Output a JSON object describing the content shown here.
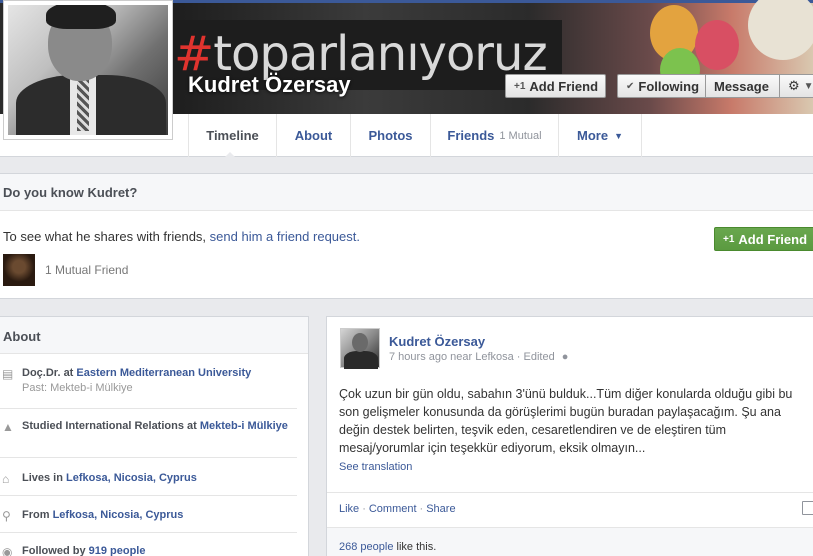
{
  "profile": {
    "name": "Kudret Özersay",
    "first_name_question": "Do you know Kudret?",
    "cover_hashtag": "#toparlanıyoruz"
  },
  "header_buttons": {
    "add_friend": "Add Friend",
    "following": "Following",
    "message": "Message",
    "gear": "⚙"
  },
  "tabs": [
    {
      "label": "Timeline",
      "active": true
    },
    {
      "label": "About"
    },
    {
      "label": "Photos"
    },
    {
      "label": "Friends",
      "sub": "1 Mutual"
    },
    {
      "label": "More"
    }
  ],
  "know_box": {
    "share_text_prefix": "To see what he shares with friends, ",
    "share_link": "send him a friend request.",
    "mutual": "1 Mutual Friend",
    "add_friend": "Add Friend"
  },
  "about": {
    "title": "About",
    "items": [
      {
        "pre": "Doç.Dr. at ",
        "link": "Eastern Mediterranean University",
        "sub": "Past: Mekteb-i Mülkiye"
      },
      {
        "pre": "Studied International Relations at ",
        "link": "Mekteb-i Mülkiye"
      },
      {
        "pre": "Lives in ",
        "link": "Lefkosa, Nicosia, Cyprus"
      },
      {
        "pre": "From ",
        "link": "Lefkosa, Nicosia, Cyprus"
      },
      {
        "pre": "Followed by ",
        "link": "919 people"
      }
    ]
  },
  "post": {
    "author": "Kudret Özersay",
    "meta": "7 hours ago near Lefkosa · Edited",
    "text": "Çok uzun bir gün oldu, sabahın 3'ünü bulduk...Tüm diğer konularda olduğu gibi bu son gelişmeler konusunda da görüşlerimi bugün buradan paylaşacağım. Şu ana değin destek belirten, teşvik eden, cesaretlendiren ve de eleştiren tüm mesaj/yorumlar için teşekkür ediyorum, eksik olmayın...",
    "see_translation": "See translation",
    "actions": [
      "Like",
      "Comment",
      "Share"
    ],
    "likes_count": "268 people",
    "likes_suffix": " like this."
  }
}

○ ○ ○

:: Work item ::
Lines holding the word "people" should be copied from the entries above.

:: Answer section ::
        "link": "919 people"
    "likes_count": "268 people",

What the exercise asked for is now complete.